Available data

▼▼▼

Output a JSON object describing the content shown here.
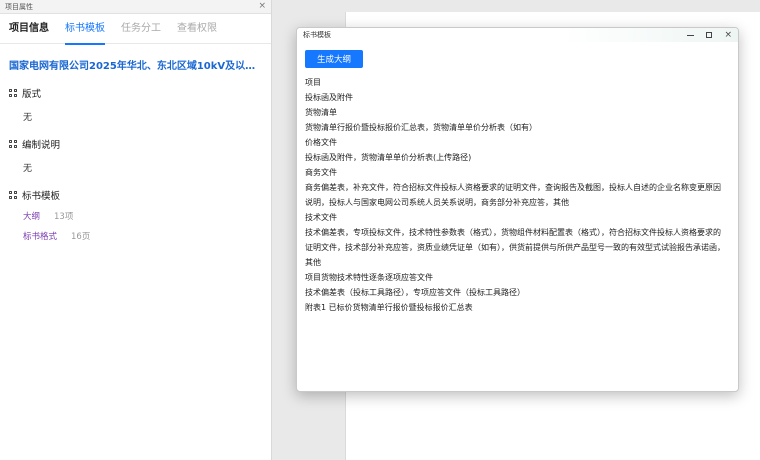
{
  "left_panel": {
    "title": "项目属性",
    "close_glyph": "×",
    "tabs": [
      {
        "label": "项目信息"
      },
      {
        "label": "标书模板"
      },
      {
        "label": "任务分工"
      },
      {
        "label": "查看权限"
      }
    ],
    "project_title": "国家电网有限公司2025年华北、东北区域10kV及以下电缆附件协...",
    "sections": {
      "format": {
        "label": "版式",
        "value": "无"
      },
      "instructions": {
        "label": "编制说明",
        "value": "无"
      },
      "templates": {
        "label": "标书模板",
        "items": [
          {
            "name": "大纲",
            "count": "13项"
          },
          {
            "name": "标书格式",
            "count": "16页"
          }
        ]
      }
    }
  },
  "dialog": {
    "title": "标书模板",
    "controls": {
      "minimize": "minimize-icon",
      "maximize": "maximize-icon",
      "close": "×"
    },
    "generate_button": "生成大纲",
    "outline": [
      "项目",
      "投标函及附件",
      "货物清单",
      "货物清单行报价暨投标报价汇总表，货物清单单价分析表（如有）",
      "价格文件",
      "投标函及附件，货物清单单价分析表(上传路径)",
      "商务文件",
      "商务偏差表，补充文件，符合招标文件投标人资格要求的证明文件，查询报告及截图，投标人自述的企业名称变更原因",
      "说明，投标人与国家电网公司系统人员关系说明，商务部分补充应答，其他",
      "技术文件",
      "技术偏差表，专项投标文件，技术特性参数表（格式），货物组件材料配置表（格式），符合招标文件投标人资格要求的",
      "证明文件，技术部分补充应答，资质业绩凭证单（如有），供货前提供与所供产品型号一致的有效型式试验报告承诺函，",
      "其他",
      "项目货物技术特性逐条逐项应答文件",
      "技术偏差表（投标工具路径），专项应答文件（投标工具路径）",
      "附表1 已标价货物清单行报价暨投标报价汇总表"
    ]
  },
  "colors": {
    "accent": "#1677ff",
    "title_blue": "#1a67d2",
    "template_purple": "#7a3bb0"
  }
}
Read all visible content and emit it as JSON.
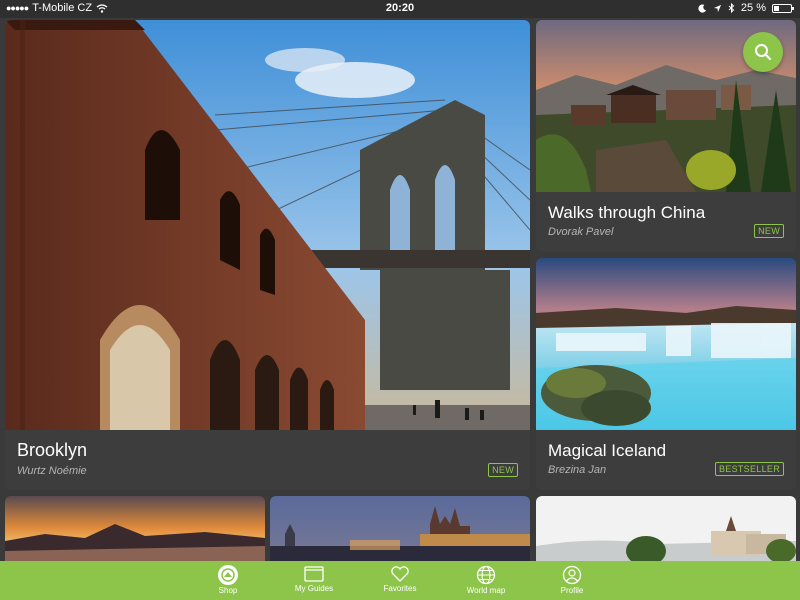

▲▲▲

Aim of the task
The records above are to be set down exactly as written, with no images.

Response
Output a JSON object describing the content shown here.
{
  "left_panel": {
    "title": "项目属性",
    "close_glyph": "×",
    "tabs": [
      {
        "label": "项目信息"
      },
      {
        "label": "标书模板"
      },
      {
        "label": "任务分工"
      },
      {
        "label": "查看权限"
      }
    ],
    "project_title": "国家电网有限公司2025年华北、东北区域10kV及以下电缆附件协...",
    "sections": {
      "format": {
        "label": "版式",
        "value": "无"
      },
      "instructions": {
        "label": "编制说明",
        "value": "无"
      },
      "templates": {
        "label": "标书模板",
        "items": [
          {
            "name": "大纲",
            "count": "13项"
          },
          {
            "name": "标书格式",
            "count": "16页"
          }
        ]
      }
    }
  },
  "dialog": {
    "title": "标书模板",
    "controls": {
      "minimize": "minimize-icon",
      "maximize": "maximize-icon",
      "close": "×"
    },
    "generate_button": "生成大纲",
    "outline": [
      "项目",
      "投标函及附件",
      "货物清单",
      "货物清单行报价暨投标报价汇总表，货物清单单价分析表（如有）",
      "价格文件",
      "投标函及附件，货物清单单价分析表(上传路径)",
      "商务文件",
      "商务偏差表，补充文件，符合招标文件投标人资格要求的证明文件，查询报告及截图，投标人自述的企业名称变更原因",
      "说明，投标人与国家电网公司系统人员关系说明，商务部分补充应答，其他",
      "技术文件",
      "技术偏差表，专项投标文件，技术特性参数表（格式），货物组件材料配置表（格式），符合招标文件投标人资格要求的",
      "证明文件，技术部分补充应答，资质业绩凭证单（如有），供货前提供与所供产品型号一致的有效型式试验报告承诺函，",
      "其他",
      "项目货物技术特性逐条逐项应答文件",
      "技术偏差表（投标工具路径），专项应答文件（投标工具路径）",
      "附表1 已标价货物清单行报价暨投标报价汇总表"
    ]
  },
  "colors": {
    "accent": "#1677ff",
    "title_blue": "#1a67d2",
    "template_purple": "#7a3bb0"
  }
}
Read all visible content and emit it as JSON.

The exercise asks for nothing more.